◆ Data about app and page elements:
══════════════════════════════

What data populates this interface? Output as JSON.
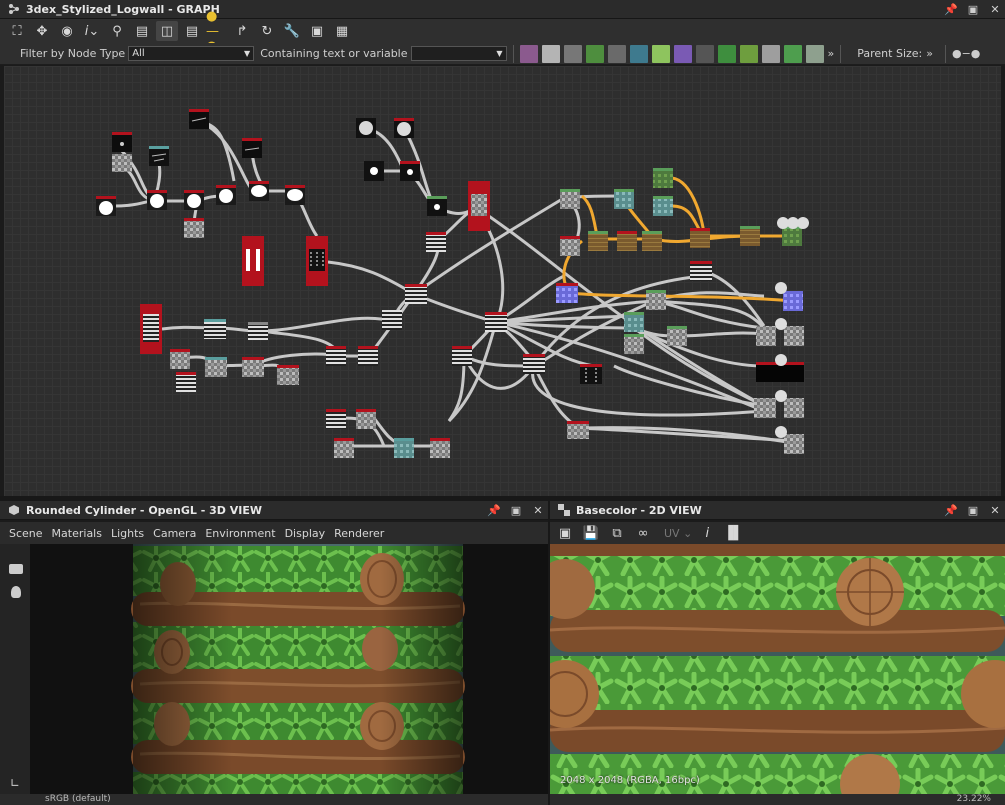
{
  "graph_panel": {
    "title": "3dex_Stylized_Logwall - GRAPH",
    "filter_label": "Filter by Node Type",
    "filter_value": "All",
    "contains_label": "Containing text or variable",
    "contains_value": "",
    "parent_size_label": "Parent Size:",
    "toolbar_icons": [
      "frame-all-icon",
      "pan-icon",
      "screenshot-icon",
      "info-icon",
      "search-icon",
      "align-icon",
      "layout-icon",
      "stack-icon",
      "link-icon",
      "connect-icon",
      "refresh-icon",
      "tools-icon",
      "frame-icon",
      "grid-icon"
    ],
    "filter_icons": [
      {
        "name": "image-filter-icon",
        "color": "#8b5a8e"
      },
      {
        "name": "page-filter-icon",
        "color": "#b4b4b4"
      },
      {
        "name": "drop-filter-icon",
        "color": "#777777"
      },
      {
        "name": "curve-filter-icon",
        "color": "#4e8e3e"
      },
      {
        "name": "gradient-filter-icon",
        "color": "#6a6a6a"
      },
      {
        "name": "pattern-filter-icon",
        "color": "#3e7a8e"
      },
      {
        "name": "transform-filter-icon",
        "color": "#8ec45e"
      },
      {
        "name": "blur-filter-icon",
        "color": "#7a5ab4"
      },
      {
        "name": "grid-filter-icon",
        "color": "#555555"
      },
      {
        "name": "import-filter-icon",
        "color": "#3e8e3e"
      },
      {
        "name": "paint-filter-icon",
        "color": "#6e9e3e"
      },
      {
        "name": "swatch-filter-icon",
        "color": "#9e9e9e"
      },
      {
        "name": "mix-filter-icon",
        "color": "#4e9e4e"
      },
      {
        "name": "levels-filter-icon",
        "color": "#8ea08e"
      }
    ]
  },
  "view3d_panel": {
    "title": "Rounded Cylinder - OpenGL - 3D VIEW",
    "menu": [
      "Scene",
      "Materials",
      "Lights",
      "Camera",
      "Environment",
      "Display",
      "Renderer"
    ],
    "colorspace": "sRGB (default)"
  },
  "view2d_panel": {
    "title": "Basecolor - 2D VIEW",
    "uv_label": "UV",
    "info": "2048 x 2048 (RGBA, 16bpc)",
    "zoom": "23.22%"
  },
  "colors": {
    "wire_gray": "#c8c8c8",
    "wire_orange": "#f0a830",
    "node_red": "#b3121d",
    "wood": "#7a4a2a",
    "foliage": "#4ea53b"
  }
}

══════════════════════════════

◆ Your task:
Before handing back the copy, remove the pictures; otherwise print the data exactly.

◆ Final answer:
What data populates this interface? Output as JSON.
{
  "graph_panel": {
    "title": "3dex_Stylized_Logwall - GRAPH",
    "filter_label": "Filter by Node Type",
    "filter_value": "All",
    "contains_label": "Containing text or variable",
    "contains_value": "",
    "parent_size_label": "Parent Size:",
    "toolbar_icons": [
      "frame-all-icon",
      "pan-icon",
      "screenshot-icon",
      "info-icon",
      "search-icon",
      "align-icon",
      "layout-icon",
      "stack-icon",
      "link-icon",
      "connect-icon",
      "refresh-icon",
      "tools-icon",
      "frame-icon",
      "grid-icon"
    ],
    "filter_icons": [
      {
        "name": "image-filter-icon",
        "color": "#8b5a8e"
      },
      {
        "name": "page-filter-icon",
        "color": "#b4b4b4"
      },
      {
        "name": "drop-filter-icon",
        "color": "#777777"
      },
      {
        "name": "curve-filter-icon",
        "color": "#4e8e3e"
      },
      {
        "name": "gradient-filter-icon",
        "color": "#6a6a6a"
      },
      {
        "name": "pattern-filter-icon",
        "color": "#3e7a8e"
      },
      {
        "name": "transform-filter-icon",
        "color": "#8ec45e"
      },
      {
        "name": "blur-filter-icon",
        "color": "#7a5ab4"
      },
      {
        "name": "grid-filter-icon",
        "color": "#555555"
      },
      {
        "name": "import-filter-icon",
        "color": "#3e8e3e"
      },
      {
        "name": "paint-filter-icon",
        "color": "#6e9e3e"
      },
      {
        "name": "swatch-filter-icon",
        "color": "#9e9e9e"
      },
      {
        "name": "mix-filter-icon",
        "color": "#4e9e4e"
      },
      {
        "name": "levels-filter-icon",
        "color": "#8ea08e"
      }
    ]
  },
  "view3d_panel": {
    "title": "Rounded Cylinder - OpenGL - 3D VIEW",
    "menu": [
      "Scene",
      "Materials",
      "Lights",
      "Camera",
      "Environment",
      "Display",
      "Renderer"
    ],
    "colorspace": "sRGB (default)"
  },
  "view2d_panel": {
    "title": "Basecolor - 2D VIEW",
    "uv_label": "UV",
    "info": "2048 x 2048 (RGBA, 16bpc)",
    "zoom": "23.22%"
  },
  "colors": {
    "wire_gray": "#c8c8c8",
    "wire_orange": "#f0a830",
    "node_red": "#b3121d",
    "wood": "#7a4a2a",
    "foliage": "#4ea53b"
  }
}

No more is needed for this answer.